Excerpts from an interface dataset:
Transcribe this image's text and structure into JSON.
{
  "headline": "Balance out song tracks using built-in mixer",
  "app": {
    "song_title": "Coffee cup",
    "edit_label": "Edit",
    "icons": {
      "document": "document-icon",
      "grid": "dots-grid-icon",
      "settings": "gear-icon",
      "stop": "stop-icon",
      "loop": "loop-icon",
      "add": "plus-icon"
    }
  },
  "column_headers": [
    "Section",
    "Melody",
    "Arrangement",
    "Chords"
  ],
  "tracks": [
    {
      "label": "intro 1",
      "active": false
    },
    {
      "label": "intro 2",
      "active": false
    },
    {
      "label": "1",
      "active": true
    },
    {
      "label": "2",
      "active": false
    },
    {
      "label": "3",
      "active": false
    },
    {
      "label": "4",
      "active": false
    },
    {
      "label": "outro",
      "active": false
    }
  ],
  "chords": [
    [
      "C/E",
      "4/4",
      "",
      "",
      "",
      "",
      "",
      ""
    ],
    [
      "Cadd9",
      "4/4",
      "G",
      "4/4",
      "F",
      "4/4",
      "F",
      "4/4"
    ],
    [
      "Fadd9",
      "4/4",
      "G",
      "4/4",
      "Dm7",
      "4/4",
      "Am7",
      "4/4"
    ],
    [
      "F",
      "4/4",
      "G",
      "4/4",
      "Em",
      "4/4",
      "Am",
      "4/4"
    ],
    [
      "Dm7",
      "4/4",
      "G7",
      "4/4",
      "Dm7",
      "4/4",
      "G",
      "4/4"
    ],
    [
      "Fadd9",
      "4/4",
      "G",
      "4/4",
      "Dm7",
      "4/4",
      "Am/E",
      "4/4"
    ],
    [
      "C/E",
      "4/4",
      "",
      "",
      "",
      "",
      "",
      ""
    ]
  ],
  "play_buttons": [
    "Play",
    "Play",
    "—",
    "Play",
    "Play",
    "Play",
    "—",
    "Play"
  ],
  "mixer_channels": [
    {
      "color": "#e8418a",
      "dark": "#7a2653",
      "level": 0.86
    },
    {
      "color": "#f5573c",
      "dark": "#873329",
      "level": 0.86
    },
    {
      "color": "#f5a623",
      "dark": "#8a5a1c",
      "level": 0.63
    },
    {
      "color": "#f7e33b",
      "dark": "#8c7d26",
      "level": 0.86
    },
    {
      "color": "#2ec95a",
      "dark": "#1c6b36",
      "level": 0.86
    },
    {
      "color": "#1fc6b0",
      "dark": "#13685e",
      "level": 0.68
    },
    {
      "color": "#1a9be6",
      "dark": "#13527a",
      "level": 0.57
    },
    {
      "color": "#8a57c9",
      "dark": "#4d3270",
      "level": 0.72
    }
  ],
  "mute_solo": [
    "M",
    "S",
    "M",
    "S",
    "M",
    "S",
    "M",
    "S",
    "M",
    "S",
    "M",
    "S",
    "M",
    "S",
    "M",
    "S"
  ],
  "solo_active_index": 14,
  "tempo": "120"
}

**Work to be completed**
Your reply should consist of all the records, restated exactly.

**Exercise response**
Transcribe this image's text and structure into JSON.
{
  "headline": "Balance out song tracks using built-in mixer",
  "app": {
    "song_title": "Coffee cup",
    "edit_label": "Edit",
    "icons": {
      "document": "document-icon",
      "grid": "dots-grid-icon",
      "settings": "gear-icon",
      "stop": "stop-icon",
      "loop": "loop-icon",
      "add": "plus-icon"
    }
  },
  "column_headers": [
    "Section",
    "Melody",
    "Arrangement",
    "Chords"
  ],
  "tracks": [
    {
      "label": "intro 1",
      "active": false
    },
    {
      "label": "intro 2",
      "active": false
    },
    {
      "label": "1",
      "active": true
    },
    {
      "label": "2",
      "active": false
    },
    {
      "label": "3",
      "active": false
    },
    {
      "label": "4",
      "active": false
    },
    {
      "label": "outro",
      "active": false
    }
  ],
  "chords": [
    [
      "C/E",
      "4/4",
      "",
      "",
      "",
      "",
      "",
      ""
    ],
    [
      "Cadd9",
      "4/4",
      "G",
      "4/4",
      "F",
      "4/4",
      "F",
      "4/4"
    ],
    [
      "Fadd9",
      "4/4",
      "G",
      "4/4",
      "Dm7",
      "4/4",
      "Am7",
      "4/4"
    ],
    [
      "F",
      "4/4",
      "G",
      "4/4",
      "Em",
      "4/4",
      "Am",
      "4/4"
    ],
    [
      "Dm7",
      "4/4",
      "G7",
      "4/4",
      "Dm7",
      "4/4",
      "G",
      "4/4"
    ],
    [
      "Fadd9",
      "4/4",
      "G",
      "4/4",
      "Dm7",
      "4/4",
      "Am/E",
      "4/4"
    ],
    [
      "C/E",
      "4/4",
      "",
      "",
      "",
      "",
      "",
      ""
    ]
  ],
  "play_buttons": [
    "Play",
    "Play",
    "—",
    "Play",
    "Play",
    "Play",
    "—",
    "Play"
  ],
  "mixer_channels": [
    {
      "color": "#e8418a",
      "dark": "#7a2653",
      "level": 0.86
    },
    {
      "color": "#f5573c",
      "dark": "#873329",
      "level": 0.86
    },
    {
      "color": "#f5a623",
      "dark": "#8a5a1c",
      "level": 0.63
    },
    {
      "color": "#f7e33b",
      "dark": "#8c7d26",
      "level": 0.86
    },
    {
      "color": "#2ec95a",
      "dark": "#1c6b36",
      "level": 0.86
    },
    {
      "color": "#1fc6b0",
      "dark": "#13685e",
      "level": 0.68
    },
    {
      "color": "#1a9be6",
      "dark": "#13527a",
      "level": 0.57
    },
    {
      "color": "#8a57c9",
      "dark": "#4d3270",
      "level": 0.72
    }
  ],
  "mute_solo": [
    "M",
    "S",
    "M",
    "S",
    "M",
    "S",
    "M",
    "S",
    "M",
    "S",
    "M",
    "S",
    "M",
    "S",
    "M",
    "S"
  ],
  "solo_active_index": 14,
  "tempo": "120"
}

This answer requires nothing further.